Efforts to extract natural gas from the fossil fuel methane hydrate have been increased over the last decades, in order to solve the issue with shrinking global resources. Natural gas is being used either as a fuel in domestic and industrial environments or as a raw material in manufacturing and electric power generation.
Burning the gas, CO2 and water remains and heat is released. If methane is let into the atmosphere, it contributes to the global warming, which makes it to the second biggest greenhouse gas. In contrast to CO2 which is the most abundant greenhouse gas, does methane absorb heat 20 times more, but stays in the atmosphere for a shorter time.
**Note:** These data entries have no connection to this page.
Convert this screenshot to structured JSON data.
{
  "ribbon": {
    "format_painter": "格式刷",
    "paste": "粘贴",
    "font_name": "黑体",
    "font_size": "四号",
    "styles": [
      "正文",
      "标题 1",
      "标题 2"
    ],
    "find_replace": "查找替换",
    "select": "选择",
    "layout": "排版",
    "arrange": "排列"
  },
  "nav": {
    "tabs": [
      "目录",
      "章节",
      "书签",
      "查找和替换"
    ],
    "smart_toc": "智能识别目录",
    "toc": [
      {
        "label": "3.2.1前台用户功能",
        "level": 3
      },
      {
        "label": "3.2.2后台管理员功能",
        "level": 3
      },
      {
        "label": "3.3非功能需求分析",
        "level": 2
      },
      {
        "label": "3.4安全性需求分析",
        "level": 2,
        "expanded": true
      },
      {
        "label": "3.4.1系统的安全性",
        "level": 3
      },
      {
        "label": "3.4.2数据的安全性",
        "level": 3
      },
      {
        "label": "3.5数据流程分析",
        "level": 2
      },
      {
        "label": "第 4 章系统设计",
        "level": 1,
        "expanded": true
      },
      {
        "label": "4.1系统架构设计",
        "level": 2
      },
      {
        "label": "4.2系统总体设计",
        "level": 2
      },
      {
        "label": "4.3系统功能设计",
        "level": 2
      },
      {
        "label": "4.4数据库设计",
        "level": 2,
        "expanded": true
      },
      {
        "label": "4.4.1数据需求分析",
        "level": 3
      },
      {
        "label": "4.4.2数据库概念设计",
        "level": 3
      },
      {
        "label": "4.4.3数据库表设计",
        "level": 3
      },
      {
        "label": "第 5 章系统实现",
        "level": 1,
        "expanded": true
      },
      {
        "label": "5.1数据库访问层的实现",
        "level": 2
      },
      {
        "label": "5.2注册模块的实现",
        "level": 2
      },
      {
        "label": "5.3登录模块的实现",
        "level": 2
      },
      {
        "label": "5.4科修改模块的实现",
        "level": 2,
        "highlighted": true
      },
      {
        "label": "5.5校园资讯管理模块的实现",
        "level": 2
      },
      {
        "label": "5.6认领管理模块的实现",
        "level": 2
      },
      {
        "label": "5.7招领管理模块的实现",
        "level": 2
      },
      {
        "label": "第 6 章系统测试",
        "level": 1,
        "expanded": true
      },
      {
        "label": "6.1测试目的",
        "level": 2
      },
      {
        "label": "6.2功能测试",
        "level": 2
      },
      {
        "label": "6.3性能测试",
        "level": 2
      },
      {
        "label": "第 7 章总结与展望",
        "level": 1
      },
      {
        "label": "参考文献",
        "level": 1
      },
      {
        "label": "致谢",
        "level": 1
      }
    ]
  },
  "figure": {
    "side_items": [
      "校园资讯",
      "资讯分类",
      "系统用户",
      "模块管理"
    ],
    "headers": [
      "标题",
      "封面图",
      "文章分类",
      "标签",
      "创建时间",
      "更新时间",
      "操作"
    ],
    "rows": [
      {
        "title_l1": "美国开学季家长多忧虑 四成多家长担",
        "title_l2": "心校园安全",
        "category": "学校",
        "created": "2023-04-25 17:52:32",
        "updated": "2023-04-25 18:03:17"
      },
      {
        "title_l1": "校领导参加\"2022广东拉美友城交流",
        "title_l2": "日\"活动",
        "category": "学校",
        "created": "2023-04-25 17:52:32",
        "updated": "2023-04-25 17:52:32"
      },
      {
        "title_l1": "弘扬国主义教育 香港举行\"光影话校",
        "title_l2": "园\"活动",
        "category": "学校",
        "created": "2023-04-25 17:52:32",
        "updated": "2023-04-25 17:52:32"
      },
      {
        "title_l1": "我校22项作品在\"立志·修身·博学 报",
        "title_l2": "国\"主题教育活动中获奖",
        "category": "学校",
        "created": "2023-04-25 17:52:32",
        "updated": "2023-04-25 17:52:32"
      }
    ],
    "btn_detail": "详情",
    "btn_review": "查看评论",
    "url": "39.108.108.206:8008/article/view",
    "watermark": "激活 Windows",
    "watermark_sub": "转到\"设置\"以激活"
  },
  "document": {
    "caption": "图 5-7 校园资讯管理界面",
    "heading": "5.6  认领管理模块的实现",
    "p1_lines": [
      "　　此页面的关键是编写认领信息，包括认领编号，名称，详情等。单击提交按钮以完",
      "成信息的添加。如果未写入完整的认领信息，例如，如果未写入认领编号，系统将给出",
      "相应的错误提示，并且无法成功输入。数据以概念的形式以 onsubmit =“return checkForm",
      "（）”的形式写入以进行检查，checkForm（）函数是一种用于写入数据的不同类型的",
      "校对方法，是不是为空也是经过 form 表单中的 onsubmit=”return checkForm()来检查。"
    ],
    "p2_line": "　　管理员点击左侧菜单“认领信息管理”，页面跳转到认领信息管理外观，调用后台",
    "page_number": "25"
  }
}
The solid element methane hydrate can be either found in the permafrost of the arctic regions or the Earth’s continental margins, which makes it quite difficult to harvest. At these places, it has been formed by gas methane and water under vast pressure and heat.
Although, not all the resources are harvestable with the current technologies at a profit, some countries see it as a solution to become independent from foreign energy deliveries. Japan has been firstly successful to extract the resource from its Pacific coast, and is aiming to proceed with its activities aiming to extracting it in a commercial manner in six years.
Also the U.S. is running research projects in Alaska, and China and India run activities at their coastal areas accordingly. As those countries own considerable amounts of the natural resource, it may become common practice that this will built up a major source of natural gas soon, which may help to decrease current high energy prices for the consumer. Installation work providers such as Ainscough Vanguard may profit from the upcoming structural changes in the energy industry. You can click here for more information on structural installations.
Although the current developments in Japan are marking a milestone, they should also be seen as critical turning point. Burning natural gas sets free the major greenhouse gas C02 which leads to global warming. Moreover, if a big amount of methane gets into the atmosphere, its global effects may be devastating.
Finally, its extraction from Polar Regions is challenging and may harm the ice layer. Consequently, governments may do better investing in renewable energies, and not into another fossil fuel which existence again is not infinitive.